(App and web page records)
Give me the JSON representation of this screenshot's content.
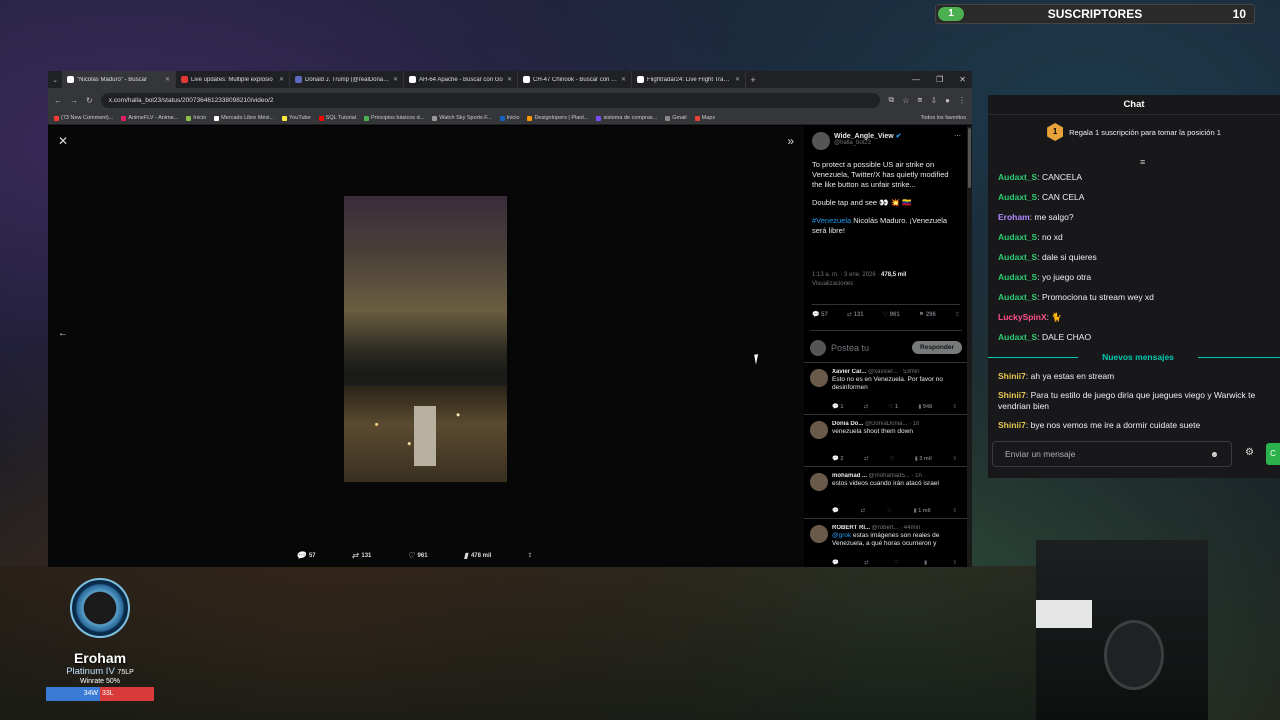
{
  "browser": {
    "tabs": [
      {
        "label": "\"Nicolás Maduro\" - Buscar",
        "color": "#ffffff",
        "active": true
      },
      {
        "label": "Live updates: Multiple explosio",
        "color": "#e53935",
        "active": false
      },
      {
        "label": "Donald J. Trump (@realDonaldT",
        "color": "#5c6bc0",
        "active": false
      },
      {
        "label": "AH-64 Apache - Buscar con Go",
        "color": "#ffffff",
        "active": false
      },
      {
        "label": "CH-47 Chinook - Buscar con Go",
        "color": "#ffffff",
        "active": false
      },
      {
        "label": "Flightradar24: Live Flight Tracke",
        "color": "#ffffff",
        "active": false
      }
    ],
    "url": "x.com/halla_bol23/status/2007364612338098210/video/2",
    "bookmarks": [
      "(73 New Comment)...",
      "AnimeFLV - Anime...",
      "Inicio",
      "Mercado Libre Méxi...",
      "YouTube",
      "SQL Tutorial",
      "Principios básicos d...",
      "Watch Sky Sports F...",
      "Inicio",
      "DesignIopers | Plant...",
      "sistema de compras...",
      "Gmail",
      "Maps"
    ],
    "all_bookmarks": "Todos los favoritos"
  },
  "media": {
    "stats": {
      "replies": "57",
      "reposts": "131",
      "likes": "961",
      "views": "478 mil"
    }
  },
  "post": {
    "author_name": "Wide_Angle_View",
    "author_handle": "@halla_bol23",
    "text1": "To protect a possible US air strike on Venezuela, Twitter/X has quietly modified the like button as unfair strike...",
    "text2": "Double tap and see 👀 💥 🇻🇪",
    "hashtag": "#Venezuela",
    "text3": " Nicolás Maduro. ¡Venezuela será libre!",
    "time": "1:13 a. m. · 3 ene. 2026 · ",
    "views": "478,5 mil",
    "views_label": "Visualizaciones",
    "actions": {
      "replies": "57",
      "reposts": "131",
      "likes": "961",
      "bookmarks": "296"
    },
    "reply_placeholder": "Postea tu",
    "reply_button": "Responder"
  },
  "comments": [
    {
      "name": "Xavier Car...",
      "meta": " @xaviser... · 53min",
      "text": "Esto no es en Venezuela. Por favor no desinformen",
      "mention": "",
      "r": "1",
      "rt": "",
      "l": "1",
      "v": "948"
    },
    {
      "name": "Donia Do...",
      "meta": " @DoniaDonia... · 1h",
      "text": "venezuela shoot them down",
      "mention": "",
      "r": "2",
      "rt": "",
      "l": "",
      "v": "3 mil"
    },
    {
      "name": "mohamad ...",
      "meta": " @mohamad5... · 1h",
      "text": "estos videos cuando irán atacó israel",
      "mention": "",
      "r": "",
      "rt": "",
      "l": "",
      "v": "1 mil"
    },
    {
      "name": "ROBERT RI...",
      "meta": " @robert... · 44min",
      "text": " estas imágenes son reales de Venezuela, a qué horas ocurrieron y",
      "mention": "@grok",
      "r": "",
      "rt": "",
      "l": "",
      "v": ""
    }
  ],
  "subs": {
    "current": "1",
    "label": "SUSCRIPTORES",
    "goal": "10"
  },
  "chat": {
    "title": "Chat",
    "promo": "Regala 1 suscripción para tomar la posición 1",
    "messages": [
      {
        "user": "Audaxt_S",
        "color": "#2ecc71",
        "text": ": CANCELA"
      },
      {
        "user": "Audaxt_S",
        "color": "#2ecc71",
        "text": ": CAN CELA"
      },
      {
        "user": "Eroham",
        "color": "#b388ff",
        "text": ": me salgo?"
      },
      {
        "user": "Audaxt_S",
        "color": "#2ecc71",
        "text": ": no xd"
      },
      {
        "user": "Audaxt_S",
        "color": "#2ecc71",
        "text": ": dale si quieres"
      },
      {
        "user": "Audaxt_S",
        "color": "#2ecc71",
        "text": ": yo juego otra"
      },
      {
        "user": "Audaxt_S",
        "color": "#2ecc71",
        "text": ": Promociona tu stream wey xd"
      },
      {
        "user": "LuckySpinX",
        "color": "#ff4f8b",
        "text": ": 🐈"
      },
      {
        "user": "Audaxt_S",
        "color": "#2ecc71",
        "text": ": DALE CHAO"
      }
    ],
    "new_messages_label": "Nuevos mensajes",
    "new_messages": [
      {
        "user": "Shinii7",
        "color": "#e6c84f",
        "text": ": ah ya estas en stream"
      },
      {
        "user": "Shinii7",
        "color": "#e6c84f",
        "text": ": Para tu estilo de juego diria que juegues viego y Warwick te vendrian bien"
      },
      {
        "user": "Shinii7",
        "color": "#e6c84f",
        "text": ": bye nos vemos me ire a dormir cuidate suete"
      }
    ],
    "input_placeholder": "Enviar un mensaje",
    "send_label": "C"
  },
  "rank": {
    "name": "Eroham",
    "tier": "Platinum IV ",
    "lp": "75LP",
    "winrate": "Winrate 50%",
    "wins": "34W",
    "losses": "33L"
  }
}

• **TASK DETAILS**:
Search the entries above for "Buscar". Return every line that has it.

• **WRITTEN RESPONSE**:
        "label": "\"Nicolás Maduro\" - Buscar",
        "label": "AH-64 Apache - Buscar con Go",
        "label": "CH-47 Chinook - Buscar con Go",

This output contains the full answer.